## MATERIAL FOR THIS EXERCISE

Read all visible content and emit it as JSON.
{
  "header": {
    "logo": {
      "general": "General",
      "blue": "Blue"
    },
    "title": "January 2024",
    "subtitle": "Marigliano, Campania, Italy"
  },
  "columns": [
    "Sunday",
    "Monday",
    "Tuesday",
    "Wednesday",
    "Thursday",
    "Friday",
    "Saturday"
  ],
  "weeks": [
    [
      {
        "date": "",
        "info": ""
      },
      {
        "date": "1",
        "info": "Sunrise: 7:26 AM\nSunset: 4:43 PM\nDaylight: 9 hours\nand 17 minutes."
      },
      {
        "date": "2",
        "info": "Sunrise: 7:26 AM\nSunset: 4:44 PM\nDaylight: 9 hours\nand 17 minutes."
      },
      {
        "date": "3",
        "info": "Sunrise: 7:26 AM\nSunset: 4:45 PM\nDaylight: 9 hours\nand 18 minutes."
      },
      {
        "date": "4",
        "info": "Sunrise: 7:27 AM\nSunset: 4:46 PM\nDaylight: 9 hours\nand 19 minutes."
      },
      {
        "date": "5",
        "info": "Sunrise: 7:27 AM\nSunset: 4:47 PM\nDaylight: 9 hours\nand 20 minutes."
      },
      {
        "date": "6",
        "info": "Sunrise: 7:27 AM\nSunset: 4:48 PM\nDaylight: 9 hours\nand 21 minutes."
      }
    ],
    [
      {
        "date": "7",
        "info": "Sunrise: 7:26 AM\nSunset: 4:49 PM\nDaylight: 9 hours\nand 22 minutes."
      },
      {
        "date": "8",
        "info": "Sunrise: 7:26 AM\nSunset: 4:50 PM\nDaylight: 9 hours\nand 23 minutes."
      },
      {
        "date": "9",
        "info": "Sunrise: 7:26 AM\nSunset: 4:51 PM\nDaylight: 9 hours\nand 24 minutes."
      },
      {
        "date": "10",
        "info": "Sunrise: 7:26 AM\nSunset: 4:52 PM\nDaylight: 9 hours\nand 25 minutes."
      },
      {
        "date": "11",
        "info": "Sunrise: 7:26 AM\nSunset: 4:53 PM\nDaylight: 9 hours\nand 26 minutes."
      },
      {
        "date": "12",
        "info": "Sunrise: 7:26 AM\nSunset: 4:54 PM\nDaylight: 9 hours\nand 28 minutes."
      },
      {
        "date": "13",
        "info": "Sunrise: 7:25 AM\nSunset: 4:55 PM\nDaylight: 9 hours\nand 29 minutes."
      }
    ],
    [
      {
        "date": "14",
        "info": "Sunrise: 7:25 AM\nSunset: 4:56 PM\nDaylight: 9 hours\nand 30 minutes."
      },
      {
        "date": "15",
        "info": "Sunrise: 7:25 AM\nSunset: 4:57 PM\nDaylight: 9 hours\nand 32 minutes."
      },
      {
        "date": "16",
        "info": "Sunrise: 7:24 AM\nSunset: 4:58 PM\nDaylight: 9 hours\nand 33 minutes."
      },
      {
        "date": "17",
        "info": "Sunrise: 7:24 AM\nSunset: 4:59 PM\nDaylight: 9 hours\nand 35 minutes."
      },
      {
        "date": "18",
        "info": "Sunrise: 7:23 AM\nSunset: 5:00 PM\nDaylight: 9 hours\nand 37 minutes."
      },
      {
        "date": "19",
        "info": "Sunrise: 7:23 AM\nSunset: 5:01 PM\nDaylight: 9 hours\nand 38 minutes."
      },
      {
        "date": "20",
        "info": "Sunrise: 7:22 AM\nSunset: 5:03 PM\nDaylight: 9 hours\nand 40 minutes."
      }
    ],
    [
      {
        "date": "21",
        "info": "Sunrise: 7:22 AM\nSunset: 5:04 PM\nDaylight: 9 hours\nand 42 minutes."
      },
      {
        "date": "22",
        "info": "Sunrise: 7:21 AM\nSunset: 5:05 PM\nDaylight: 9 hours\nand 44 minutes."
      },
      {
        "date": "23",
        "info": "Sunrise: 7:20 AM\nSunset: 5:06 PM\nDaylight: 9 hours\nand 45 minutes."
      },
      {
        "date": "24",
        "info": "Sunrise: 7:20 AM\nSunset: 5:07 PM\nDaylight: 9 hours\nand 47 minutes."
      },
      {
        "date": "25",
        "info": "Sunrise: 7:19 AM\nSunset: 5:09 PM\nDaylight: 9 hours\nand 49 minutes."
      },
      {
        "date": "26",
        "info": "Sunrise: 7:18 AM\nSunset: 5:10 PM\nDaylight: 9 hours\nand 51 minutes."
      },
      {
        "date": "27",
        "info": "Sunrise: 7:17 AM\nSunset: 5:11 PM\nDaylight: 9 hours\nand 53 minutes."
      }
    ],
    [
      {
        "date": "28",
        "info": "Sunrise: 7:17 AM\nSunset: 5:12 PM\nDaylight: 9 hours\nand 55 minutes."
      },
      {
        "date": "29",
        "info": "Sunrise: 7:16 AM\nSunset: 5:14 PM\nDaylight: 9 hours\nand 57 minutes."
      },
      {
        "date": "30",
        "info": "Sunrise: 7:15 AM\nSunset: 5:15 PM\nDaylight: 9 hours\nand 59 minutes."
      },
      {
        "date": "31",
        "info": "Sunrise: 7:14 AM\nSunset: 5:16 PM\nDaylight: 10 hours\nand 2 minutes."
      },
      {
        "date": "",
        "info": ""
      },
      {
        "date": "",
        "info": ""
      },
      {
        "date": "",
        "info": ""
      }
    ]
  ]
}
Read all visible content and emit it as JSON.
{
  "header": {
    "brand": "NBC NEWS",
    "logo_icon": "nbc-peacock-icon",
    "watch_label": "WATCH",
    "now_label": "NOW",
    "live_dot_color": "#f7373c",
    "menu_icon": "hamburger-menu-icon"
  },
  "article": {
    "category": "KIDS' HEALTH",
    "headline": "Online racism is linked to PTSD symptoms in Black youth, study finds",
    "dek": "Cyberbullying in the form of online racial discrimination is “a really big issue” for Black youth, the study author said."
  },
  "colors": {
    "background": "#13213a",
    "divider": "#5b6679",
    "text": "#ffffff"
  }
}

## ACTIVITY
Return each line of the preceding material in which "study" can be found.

## SOLUTION
    "headline": "Online racism is linked to PTSD symptoms in Black youth, study finds",
    "dek": "Cyberbullying in the form of online racial discrimination is “a really big issue” for Black youth, the study author said."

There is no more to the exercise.